Service Oriented Architecture

Service-oriented architecture (SOA) allows you to break free from single-purpose applications and point-to-point integrations so that you can create loosely coupled re-useable business services. These services can be rapidly combined to deliver new business functionality and operational responsiveness. SOA will help you gain agility, reduce risk, and achieve 20/20 foresight.

Service Oriented Architecture (SOA) is a paradigm for organizing and utilizing distributed capabilities that may be under the control of different ownership domains and implemented using various technology stacks. In general, entities (people and organizations) create capabili­ties to solve or support a solution for the problems they face in the course of their business. It is natural to think of one person's needs being met by capabilities offered by someone else; or, in the world of distributed computing, one computer agent's requirements being met by a computer agent belonging to a different owner. The term owner here may be used to denote different divisions of one business or perhaps unrelated entities in different countries.

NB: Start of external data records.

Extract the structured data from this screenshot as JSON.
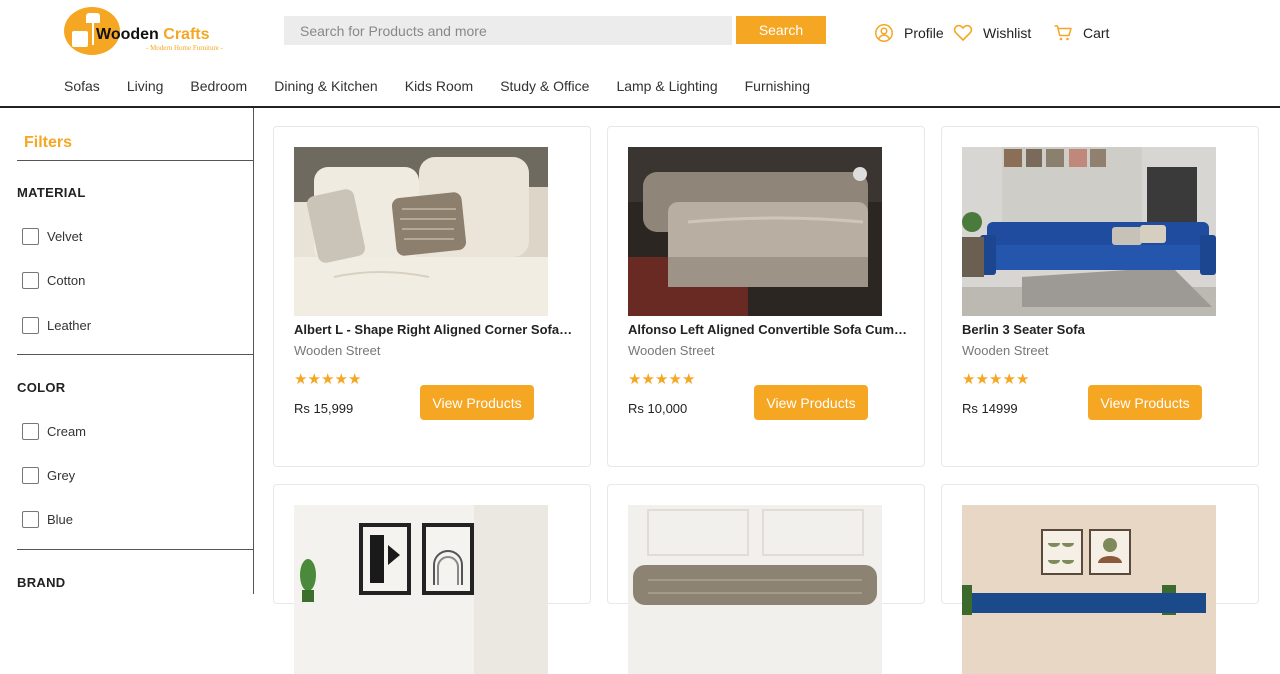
{
  "brand": {
    "name_part1": "Wooden",
    "name_part2": " Crafts",
    "tagline": "- Modern Home Furniture -",
    "accent_color": "#f5a623"
  },
  "search": {
    "placeholder": "Search for Products and more",
    "button_label": "Search"
  },
  "header_links": {
    "profile": "Profile",
    "wishlist": "Wishlist",
    "cart": "Cart"
  },
  "nav": [
    "Sofas",
    "Living",
    "Bedroom",
    "Dining & Kitchen",
    "Kids Room",
    "Study & Office",
    "Lamp & Lighting",
    "Furnishing"
  ],
  "filters": {
    "title": "Filters",
    "sections": [
      {
        "title": "MATERIAL",
        "options": [
          "Velvet",
          "Cotton",
          "Leather"
        ]
      },
      {
        "title": "COLOR",
        "options": [
          "Cream",
          "Grey",
          "Blue"
        ]
      },
      {
        "title": "BRAND",
        "options": []
      }
    ]
  },
  "products": [
    {
      "title": "Albert L - Shape Right Aligned Corner Sofa Set (Fabric, Cream)",
      "brand": "Wooden Street",
      "rating": 5,
      "price": "Rs 15,999",
      "cta": "View Products"
    },
    {
      "title": "Alfonso Left Aligned Convertible Sofa Cum Bed (Fabric, Grey)",
      "brand": "Wooden Street",
      "rating": 5,
      "price": "Rs 10,000",
      "cta": "View Products"
    },
    {
      "title": "Berlin 3 Seater Sofa",
      "brand": "Wooden Street",
      "rating": 5,
      "price": "Rs 14999",
      "cta": "View Products"
    },
    {
      "title": "",
      "brand": "",
      "rating": 0,
      "price": "",
      "cta": ""
    },
    {
      "title": "",
      "brand": "",
      "rating": 0,
      "price": "",
      "cta": ""
    },
    {
      "title": "",
      "brand": "",
      "rating": 0,
      "price": "",
      "cta": ""
    }
  ]
}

There is not necessarily a one-to-one correlation between needs and capabilities; the granularity of needs and capabilities vary from fundamental to complex, and any given need may require a combination of numerous capabilities while any single capability may address more than one need. One perceived value of SOA is that it provides a powerful framework for matching needs and capabilities and for combining capabilities to address those needs by leveraging other capabilities. One capability may be repurposed across a multitude of needs.
SOA is a "view" of architecture that focuses in on services as the action boundaries between the needs and capabilities in a manner conducive to service discovery and repurposing.